Today, there’s a growing debate about what we need to give up in order to abate the warming planet, and it’s opened the door to many questions. How much of our own personal comforts matter in the face of a problem much bigger than any one of us? What do we owe to others — both in the developed and developing world — who bear the brunt of a warming world but did the least to facilitate it? These questions and more are probed in the new book, “After Cooling: On Freon, Global Warming, and the Terrible Cost of Comfort.”
“How can we make tangible, how can we make real, the destruction to our planet that is maybe unintentional, that is less difficult to perceive with the senses?” — Eric Dean Wilson, author of a new book on climate change.
Listen: How to reshape our ideas and beliefs to create a world that is not so destructive for so many.
Eric Dean Wilson is the author of “After Cooling: On Freon, Global Warming, and the Terrible Cost of Comfort.” Wilson says that climate change is not just experienced in the large, destructive moments that grab headlines, but also in the slow violence that we commit to others when we use simple devices, like air conditioning. He says his book is trying to make others more aware of the small, almost imperceptible things we do that contribute to a changing climate. “How can we make tangible, how can we make real, the destruction to our planet that is maybe unintentional, that is less difficult to perceive with the senses?” he asks.
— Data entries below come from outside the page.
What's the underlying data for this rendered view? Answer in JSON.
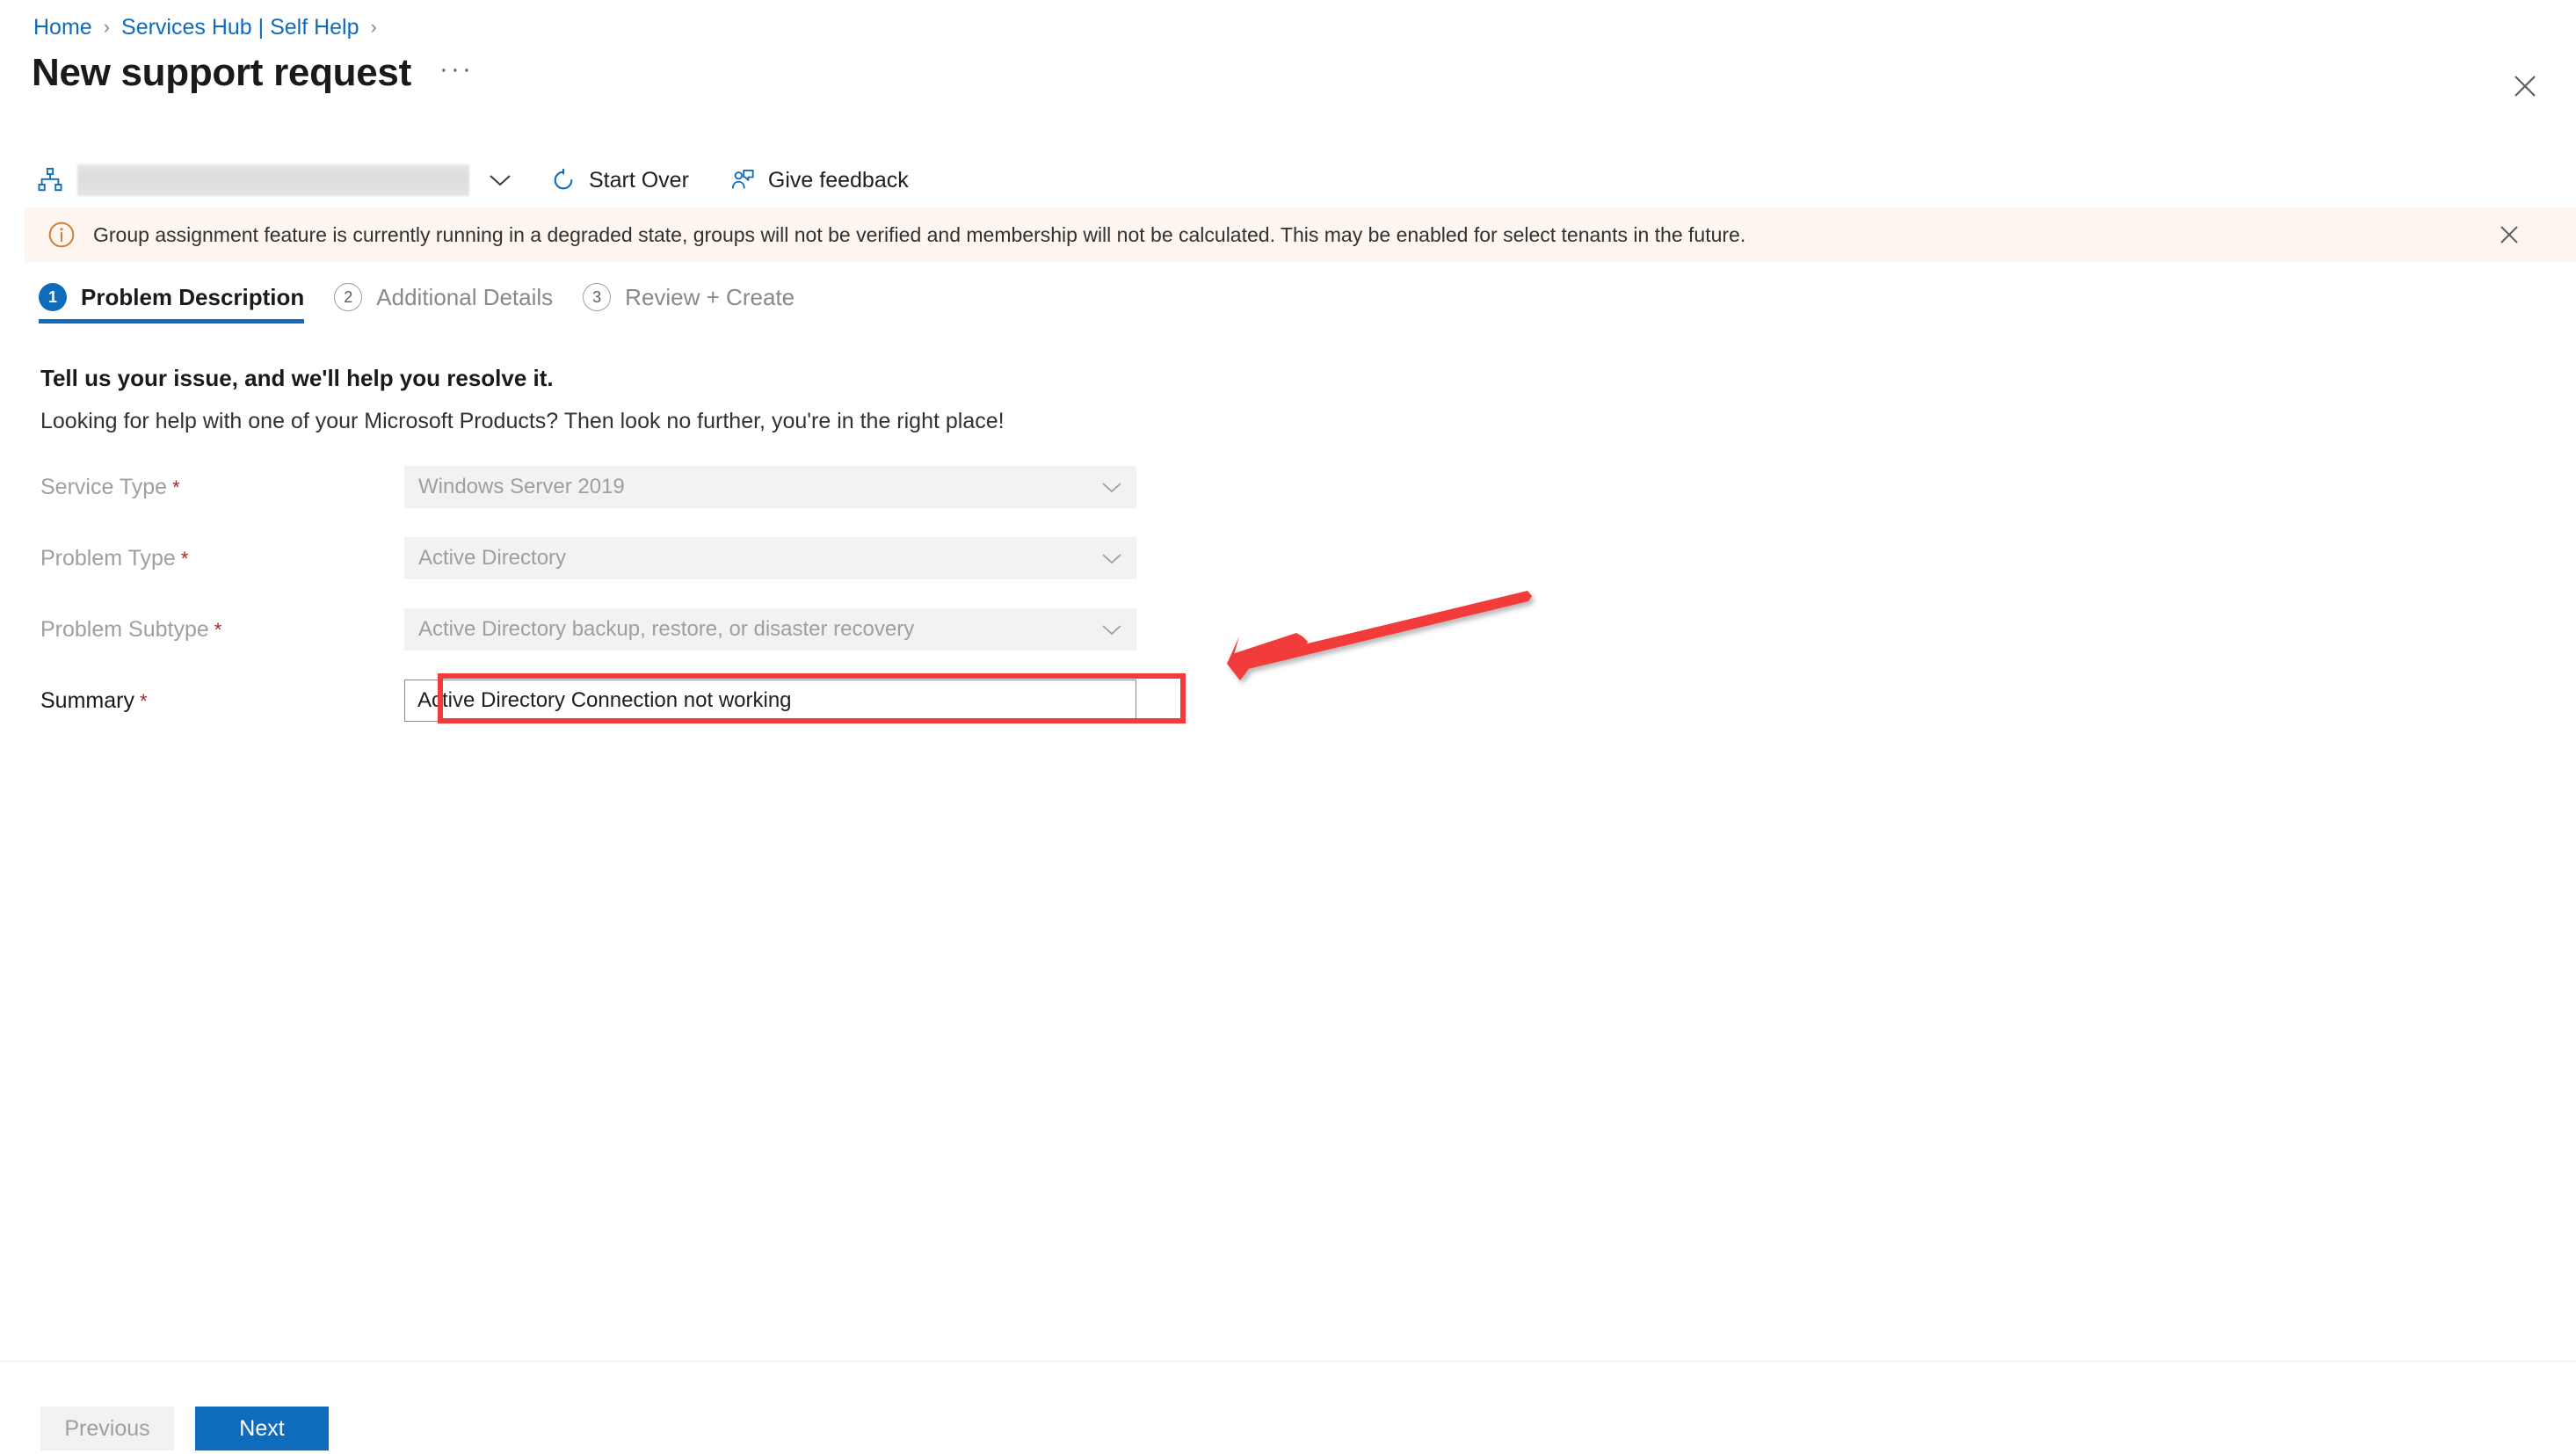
{
  "breadcrumb": {
    "items": [
      {
        "label": "Home"
      },
      {
        "label": "Services Hub | Self Help"
      }
    ],
    "separator": "›"
  },
  "header": {
    "title": "New support request",
    "ellipsis": "···",
    "close_icon": "close-icon"
  },
  "commandbar": {
    "tenant": {
      "icon": "hierarchy-icon",
      "value": "",
      "redacted": true,
      "chevron_icon": "chevron-down-icon"
    },
    "buttons": [
      {
        "label": "Start Over",
        "icon": "refresh-icon"
      },
      {
        "label": "Give feedback",
        "icon": "feedback-person-icon"
      }
    ]
  },
  "banner": {
    "icon": "info-icon",
    "text": "Group assignment feature is currently running in a degraded state, groups will not be verified and membership will not be calculated. This may be enabled for select tenants in the future.",
    "close_icon": "close-icon",
    "background": "#fdf6f0",
    "icon_color": "#d08030"
  },
  "tabs": [
    {
      "number": "1",
      "label": "Problem Description",
      "state": "active"
    },
    {
      "number": "2",
      "label": "Additional Details",
      "state": "inactive"
    },
    {
      "number": "3",
      "label": "Review + Create",
      "state": "inactive"
    }
  ],
  "intro": {
    "heading": "Tell us your issue, and we'll help you resolve it.",
    "subheading": "Looking for help with one of your Microsoft Products? Then look no further, you're in the right place!"
  },
  "form": {
    "required_marker": "*",
    "fields": [
      {
        "label": "Service Type",
        "value": "Windows Server 2019",
        "control": "select",
        "disabled": true
      },
      {
        "label": "Problem Type",
        "value": "Active Directory",
        "control": "select",
        "disabled": true
      },
      {
        "label": "Problem Subtype",
        "value": "Active Directory backup, restore, or disaster recovery",
        "control": "select",
        "disabled": true
      },
      {
        "label": "Summary",
        "value": "Active Directory Connection not working",
        "control": "text",
        "disabled": false,
        "highlighted": true
      }
    ]
  },
  "annotations": {
    "rectangle_color": "#f23b3b",
    "arrow_color": "#f23b3b",
    "target": "summary-field"
  },
  "footer": {
    "previous_label": "Previous",
    "next_label": "Next",
    "next_color": "#0f6cbd"
  }
}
Wilson notes that there is no way to reach our climate goals unless we, as humans, acknowledge that our actions impact others, and recognize that we rely on each other in ways we infrequently see. “We need each other, and we have to understand that to go forward in the future,” he says.